“C’mon. Hurry. Let’s go,” my friend said, shifting nervously from one foot to the other.
I looked around. Another friend, Michael, had just walked into the room. I hadn’t seen him for a while. I felt compelled to go over and talk to him, even though I didn’t have anything important to say.
“Please, let’s go,” my friend said again. I started to leave with him, then changed my mind.
“Give me just a few minutes,” I said, walking away from my friend and moving toward Michael. We didn’t talk about much, Michael and I. But I’ll never forget that conversation.

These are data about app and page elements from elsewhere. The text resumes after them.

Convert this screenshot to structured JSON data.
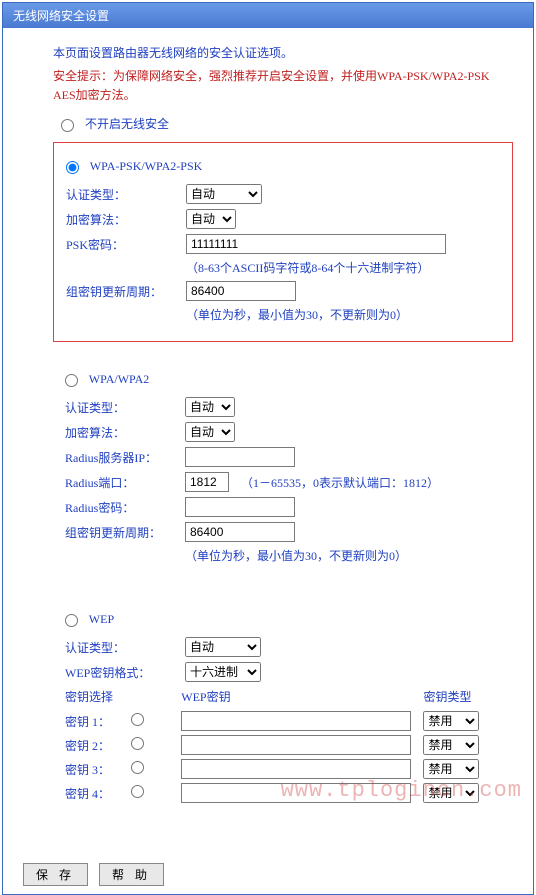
{
  "title": "无线网络安全设置",
  "intro": "本页面设置路由器无线网络的安全认证选项。",
  "warning": "安全提示：为保障网络安全，强烈推荐开启安全设置，并使用WPA-PSK/WPA2-PSK AES加密方法。",
  "disable_label": "不开启无线安全",
  "wpa_psk": {
    "title": "WPA-PSK/WPA2-PSK",
    "auth_label": "认证类型：",
    "auth_value": "自动",
    "enc_label": "加密算法：",
    "enc_value": "自动",
    "psk_label": "PSK密码：",
    "psk_value": "11111111",
    "psk_hint": "（8-63个ASCII码字符或8-64个十六进制字符）",
    "rekey_label": "组密钥更新周期：",
    "rekey_value": "86400",
    "rekey_hint": "（单位为秒，最小值为30，不更新则为0）"
  },
  "wpa": {
    "title": "WPA/WPA2",
    "auth_label": "认证类型：",
    "auth_value": "自动",
    "enc_label": "加密算法：",
    "enc_value": "自动",
    "radius_ip_label": "Radius服务器IP：",
    "radius_ip_value": "",
    "radius_port_label": "Radius端口：",
    "radius_port_value": "1812",
    "radius_port_hint": "（1－65535，0表示默认端口：1812）",
    "radius_pw_label": "Radius密码：",
    "radius_pw_value": "",
    "rekey_label": "组密钥更新周期：",
    "rekey_value": "86400",
    "rekey_hint": "（单位为秒，最小值为30，不更新则为0）"
  },
  "wep": {
    "title": "WEP",
    "auth_label": "认证类型：",
    "auth_value": "自动",
    "fmt_label": "WEP密钥格式：",
    "fmt_value": "十六进制",
    "col_select": "密钥选择",
    "col_key": "WEP密钥",
    "col_type": "密钥类型",
    "keys": [
      {
        "label": "密钥 1：",
        "value": "",
        "type": "禁用"
      },
      {
        "label": "密钥 2：",
        "value": "",
        "type": "禁用"
      },
      {
        "label": "密钥 3：",
        "value": "",
        "type": "禁用"
      },
      {
        "label": "密钥 4：",
        "value": "",
        "type": "禁用"
      }
    ]
  },
  "buttons": {
    "save": "保 存",
    "help": "帮 助"
  },
  "watermark": "www.tplogincn.com"
}
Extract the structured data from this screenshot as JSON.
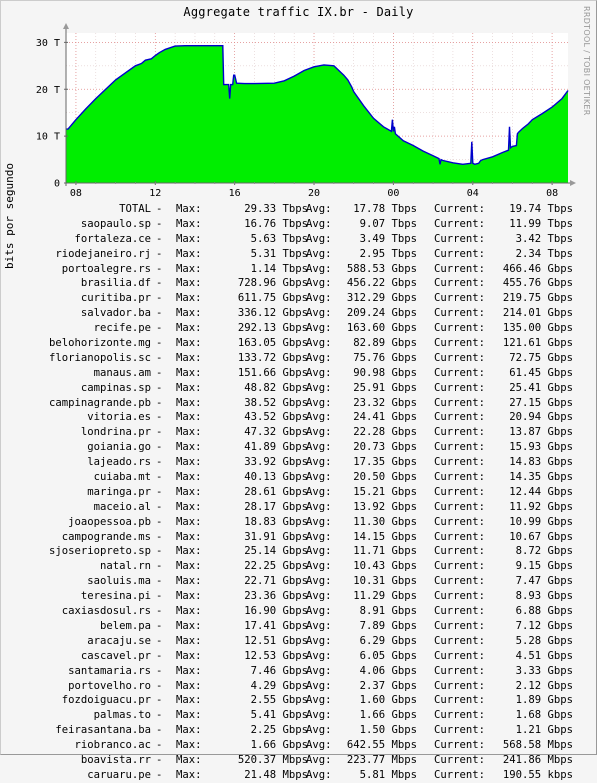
{
  "title": "Aggregate traffic IX.br - Daily",
  "watermark": "RRDTOOL / TOBI OETIKER",
  "chart_data": {
    "type": "area",
    "title": "Aggregate traffic IX.br - Daily",
    "ylabel": "bits por segundo",
    "xlabel": "",
    "unit": "T",
    "ylim": [
      0,
      32
    ],
    "xlim": [
      7.5,
      32.8
    ],
    "yticks": [
      0,
      10,
      20,
      30
    ],
    "ytick_labels": [
      "0",
      "10 T",
      "20 T",
      "30 T"
    ],
    "xticks": [
      8,
      12,
      16,
      20,
      24,
      28,
      32
    ],
    "xtick_labels": [
      "08",
      "12",
      "16",
      "20",
      "00",
      "04",
      "08"
    ],
    "grid": true,
    "fill_color": "#00ee00",
    "line_color": "#0000cc",
    "series": [
      {
        "x": [
          7.5,
          7.6,
          8.0,
          8.5,
          9.0,
          9.5,
          10.0,
          10.5,
          11.0,
          11.3,
          11.5,
          11.8,
          12.0,
          12.2,
          12.5,
          13.0,
          13.5,
          14.0,
          14.5,
          15.0,
          15.4,
          15.45,
          15.6,
          15.7,
          15.75,
          15.8,
          15.9,
          15.95,
          16.0,
          16.1,
          16.5,
          17.0,
          18.0,
          18.5,
          19.0,
          19.5,
          20.0,
          20.5,
          21.0,
          21.5,
          21.7,
          21.9,
          22.0,
          22.5,
          23.0,
          23.5,
          23.9,
          23.95,
          24.0,
          24.05,
          24.1,
          24.5,
          25.0,
          25.5,
          26.0,
          26.3,
          26.35,
          26.4,
          26.5,
          27.0,
          27.5,
          27.9,
          27.95,
          28.0,
          28.1,
          28.3,
          28.35,
          28.4,
          28.5,
          29.0,
          29.5,
          29.8,
          29.85,
          29.9,
          30.0,
          30.2,
          30.25,
          30.3,
          30.5,
          30.8,
          31.0,
          31.5,
          32.0,
          32.5,
          32.8
        ],
        "values": [
          11.5,
          11.5,
          13.5,
          15.8,
          18.0,
          20.0,
          22.0,
          23.5,
          25.0,
          25.5,
          26.2,
          26.5,
          27.2,
          27.8,
          28.5,
          29.2,
          29.3,
          29.3,
          29.3,
          29.3,
          29.3,
          21.0,
          21.0,
          21.0,
          18.0,
          21.0,
          21.0,
          23.0,
          23.0,
          21.3,
          21.2,
          21.2,
          21.3,
          21.8,
          22.8,
          24.0,
          24.8,
          25.2,
          25.0,
          23.0,
          22.0,
          20.5,
          19.5,
          16.5,
          13.8,
          12.0,
          11.0,
          13.5,
          11.0,
          12.0,
          10.5,
          9.0,
          8.0,
          6.8,
          5.8,
          5.2,
          4.0,
          5.0,
          4.8,
          4.3,
          4.0,
          4.2,
          8.8,
          4.2,
          4.0,
          4.2,
          4.5,
          4.8,
          5.0,
          5.6,
          6.5,
          7.0,
          12.0,
          7.5,
          7.8,
          8.0,
          10.5,
          10.8,
          11.6,
          12.6,
          13.5,
          14.8,
          16.2,
          18.0,
          19.74
        ]
      }
    ]
  },
  "legend_labels": {
    "max": "Max:",
    "avg": "Avg:",
    "current": "Current:"
  },
  "legend": [
    {
      "name": "TOTAL -",
      "max": "29.33 Tbps",
      "avg": "17.78 Tbps",
      "current": "19.74 Tbps"
    },
    {
      "name": "saopaulo.sp -",
      "max": "16.76 Tbps",
      "avg": "9.07 Tbps",
      "current": "11.99 Tbps"
    },
    {
      "name": "fortaleza.ce -",
      "max": "5.63 Tbps",
      "avg": "3.49 Tbps",
      "current": "3.42 Tbps"
    },
    {
      "name": "riodejaneiro.rj -",
      "max": "5.31 Tbps",
      "avg": "2.95 Tbps",
      "current": "2.34 Tbps"
    },
    {
      "name": "portoalegre.rs -",
      "max": "1.14 Tbps",
      "avg": "588.53 Gbps",
      "current": "466.46 Gbps"
    },
    {
      "name": "brasilia.df -",
      "max": "728.96 Gbps",
      "avg": "456.22 Gbps",
      "current": "455.76 Gbps"
    },
    {
      "name": "curitiba.pr -",
      "max": "611.75 Gbps",
      "avg": "312.29 Gbps",
      "current": "219.75 Gbps"
    },
    {
      "name": "salvador.ba -",
      "max": "336.12 Gbps",
      "avg": "209.24 Gbps",
      "current": "214.01 Gbps"
    },
    {
      "name": "recife.pe -",
      "max": "292.13 Gbps",
      "avg": "163.60 Gbps",
      "current": "135.00 Gbps"
    },
    {
      "name": "belohorizonte.mg -",
      "max": "163.05 Gbps",
      "avg": "82.89 Gbps",
      "current": "121.61 Gbps"
    },
    {
      "name": "florianopolis.sc -",
      "max": "133.72 Gbps",
      "avg": "75.76 Gbps",
      "current": "72.75 Gbps"
    },
    {
      "name": "manaus.am -",
      "max": "151.66 Gbps",
      "avg": "90.98 Gbps",
      "current": "61.45 Gbps"
    },
    {
      "name": "campinas.sp -",
      "max": "48.82 Gbps",
      "avg": "25.91 Gbps",
      "current": "25.41 Gbps"
    },
    {
      "name": "campinagrande.pb -",
      "max": "38.52 Gbps",
      "avg": "23.32 Gbps",
      "current": "27.15 Gbps"
    },
    {
      "name": "vitoria.es -",
      "max": "43.52 Gbps",
      "avg": "24.41 Gbps",
      "current": "20.94 Gbps"
    },
    {
      "name": "londrina.pr -",
      "max": "47.32 Gbps",
      "avg": "22.28 Gbps",
      "current": "13.87 Gbps"
    },
    {
      "name": "goiania.go -",
      "max": "41.89 Gbps",
      "avg": "20.73 Gbps",
      "current": "15.93 Gbps"
    },
    {
      "name": "lajeado.rs -",
      "max": "33.92 Gbps",
      "avg": "17.35 Gbps",
      "current": "14.83 Gbps"
    },
    {
      "name": "cuiaba.mt -",
      "max": "40.13 Gbps",
      "avg": "20.50 Gbps",
      "current": "14.35 Gbps"
    },
    {
      "name": "maringa.pr -",
      "max": "28.61 Gbps",
      "avg": "15.21 Gbps",
      "current": "12.44 Gbps"
    },
    {
      "name": "maceio.al -",
      "max": "28.17 Gbps",
      "avg": "13.92 Gbps",
      "current": "11.92 Gbps"
    },
    {
      "name": "joaopessoa.pb -",
      "max": "18.83 Gbps",
      "avg": "11.30 Gbps",
      "current": "10.99 Gbps"
    },
    {
      "name": "campogrande.ms -",
      "max": "31.91 Gbps",
      "avg": "14.15 Gbps",
      "current": "10.67 Gbps"
    },
    {
      "name": "sjoseriopreto.sp -",
      "max": "25.14 Gbps",
      "avg": "11.71 Gbps",
      "current": "8.72 Gbps"
    },
    {
      "name": "natal.rn -",
      "max": "22.25 Gbps",
      "avg": "10.43 Gbps",
      "current": "9.15 Gbps"
    },
    {
      "name": "saoluis.ma -",
      "max": "22.71 Gbps",
      "avg": "10.31 Gbps",
      "current": "7.47 Gbps"
    },
    {
      "name": "teresina.pi -",
      "max": "23.36 Gbps",
      "avg": "11.29 Gbps",
      "current": "8.93 Gbps"
    },
    {
      "name": "caxiasdosul.rs -",
      "max": "16.90 Gbps",
      "avg": "8.91 Gbps",
      "current": "6.88 Gbps"
    },
    {
      "name": "belem.pa -",
      "max": "17.41 Gbps",
      "avg": "7.89 Gbps",
      "current": "7.12 Gbps"
    },
    {
      "name": "aracaju.se -",
      "max": "12.51 Gbps",
      "avg": "6.29 Gbps",
      "current": "5.28 Gbps"
    },
    {
      "name": "cascavel.pr -",
      "max": "12.53 Gbps",
      "avg": "6.05 Gbps",
      "current": "4.51 Gbps"
    },
    {
      "name": "santamaria.rs -",
      "max": "7.46 Gbps",
      "avg": "4.06 Gbps",
      "current": "3.33 Gbps"
    },
    {
      "name": "portovelho.ro -",
      "max": "4.29 Gbps",
      "avg": "2.37 Gbps",
      "current": "2.12 Gbps"
    },
    {
      "name": "fozdoiguacu.pr -",
      "max": "2.55 Gbps",
      "avg": "1.60 Gbps",
      "current": "1.89 Gbps"
    },
    {
      "name": "palmas.to -",
      "max": "5.41 Gbps",
      "avg": "1.66 Gbps",
      "current": "1.68 Gbps"
    },
    {
      "name": "feirasantana.ba -",
      "max": "2.25 Gbps",
      "avg": "1.50 Gbps",
      "current": "1.21 Gbps"
    },
    {
      "name": "riobranco.ac -",
      "max": "1.66 Gbps",
      "avg": "642.55 Mbps",
      "current": "568.58 Mbps"
    },
    {
      "name": "boavista.rr -",
      "max": "520.37 Mbps",
      "avg": "223.77 Mbps",
      "current": "241.86 Mbps"
    },
    {
      "name": "caruaru.pe -",
      "max": "21.48 Mbps",
      "avg": "5.81 Mbps",
      "current": "190.55 kbps"
    }
  ]
}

He was killed in an accident two weeks later.
Some people suggest that our biggest regret, when we die, will be that we didn’t work less and spend more time with the people we love. That may be true, but for me, I think it will be that I wasn’t more completely present for
each person, task, and moment in my life.
Action: Do you remember the “stop, look, and, listen” slogan from when you were a child? Every so often, even for a few minutes each day, try to remember to practice it.
Slow down or stop, depending on how fast you’re going.
Look. See where you are, whom you’re with, what you’re doing. Give whatever you’re doing your attention.
Listen. As much as possible, quell your anxiety cease your mental chatter, and just listen to nature, to other people, to God, and to yourself.